As it was cold, the boy wisely rolled up all the windows, as tightly as possible. He did this mainly to draw on the windows with his fingers. His exhalations, of course, fogged up the glass. Even as a tot, Whitman had a facility for drawing.
He entertained himself drawing his funny-page favorites, such as Happy Hooligan, Alphonse and Gaston and Abie the Agent, blissfully unaware of what was to come.
A produce truck, its driver blinded by a piece of cardboard blown onto his windowscreen, smashed into the Model A containing the tot. The car fell off the side of the bridge and sunk to the bottom of the treacherous lake.
'Twas sheer luck that a tow barge, returning from a mission, arrived on the scene. With the aid of a police diver, the Model A was fished from the deathly water within the hour. Young Whitman was alive and well--albeit in a state of shock from both the experience and the intense cold of the briny depths.
It took Whitman years to recover from his shock. In this time, he honed his artistic skills. His greatest ambition was to have his own newspaper comic-strip feature.
Over and over, he created features, submitted them to syndicates, and had them soundly rejected. Out of desperation, he joined the Iger comics shop, and produced remarkable panelological work for various Fox Comics titles.
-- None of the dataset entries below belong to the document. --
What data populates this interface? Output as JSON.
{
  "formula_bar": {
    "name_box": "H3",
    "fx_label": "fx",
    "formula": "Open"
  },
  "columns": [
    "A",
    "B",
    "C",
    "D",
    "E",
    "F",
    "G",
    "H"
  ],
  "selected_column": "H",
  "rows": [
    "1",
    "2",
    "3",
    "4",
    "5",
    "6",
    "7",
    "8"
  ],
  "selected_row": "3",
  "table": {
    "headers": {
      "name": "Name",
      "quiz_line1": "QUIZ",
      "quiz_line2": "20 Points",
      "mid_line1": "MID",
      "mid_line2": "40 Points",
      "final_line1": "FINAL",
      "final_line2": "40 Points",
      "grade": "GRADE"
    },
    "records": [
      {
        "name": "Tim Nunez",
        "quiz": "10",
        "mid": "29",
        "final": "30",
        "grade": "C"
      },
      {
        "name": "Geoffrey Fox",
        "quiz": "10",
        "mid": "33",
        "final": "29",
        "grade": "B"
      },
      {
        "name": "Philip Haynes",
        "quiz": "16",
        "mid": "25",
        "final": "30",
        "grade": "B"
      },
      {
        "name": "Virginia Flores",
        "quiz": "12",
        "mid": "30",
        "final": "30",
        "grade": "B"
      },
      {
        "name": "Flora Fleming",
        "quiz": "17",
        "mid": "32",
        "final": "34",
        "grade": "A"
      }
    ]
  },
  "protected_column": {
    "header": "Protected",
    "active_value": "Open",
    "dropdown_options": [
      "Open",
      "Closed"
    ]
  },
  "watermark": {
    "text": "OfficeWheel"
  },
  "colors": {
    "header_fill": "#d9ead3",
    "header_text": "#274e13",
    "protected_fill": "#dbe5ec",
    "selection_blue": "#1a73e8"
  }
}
"Navy Undersea Jones" took great trepidation for Whitman to accept. He had to confront and relive the terrors of his childhood with each panel. Yet he threw himself into his work with relish. As you can see, he did not flinch from his duty, and he did his level best to entertain and to astound.
By this time, Whitman's hydrophobia was so advanced that he was bathed, once a week, by a hypnotist. The hypnotist would place him in a deep sleep. Then, a special nurse would clean him from head to toe. Whitman would not awake until he had been towel-dried and dressed in fresh clothing.
Because of his hydrophobia, Whitman was deemed unsuitable for military service in World War II. In 1943, he realized his lifelong dream. His comic-strip "El Diablo," about a masked cowboy avenger on the Brazilian Pampas, was accepted by the McClure Syndicate.
38 newspapers had signed on for this thrilling adventure strip. Life looked rosy for him at last!
To celebrate, he took his fiancee to Coney Island for a day of celebration. There, fate and irony combined to create tragedy. While chewing on a piece of salt-water taffy, Whitman swallowed the wrong way. The thick taffy stuck in his windpipe. Within minutes, he was dead.
Bert Whitman was buried in the Mojave Desert, as far away from water as his survivors could arrange. We shall never know what heights of panelology he might have scaled with his "El Diablo!" I doubt it could have surpassed the stunning work he achieved on the story with which I present you today.
I must go now. Dorrie has appeared, bearing a dish of Mallow-Fudge Melt. She informs me that everything is all well and good. Thus, I end today's post with a sigh of relief. See you soon--of this I assure you, my friends of the paneled arts!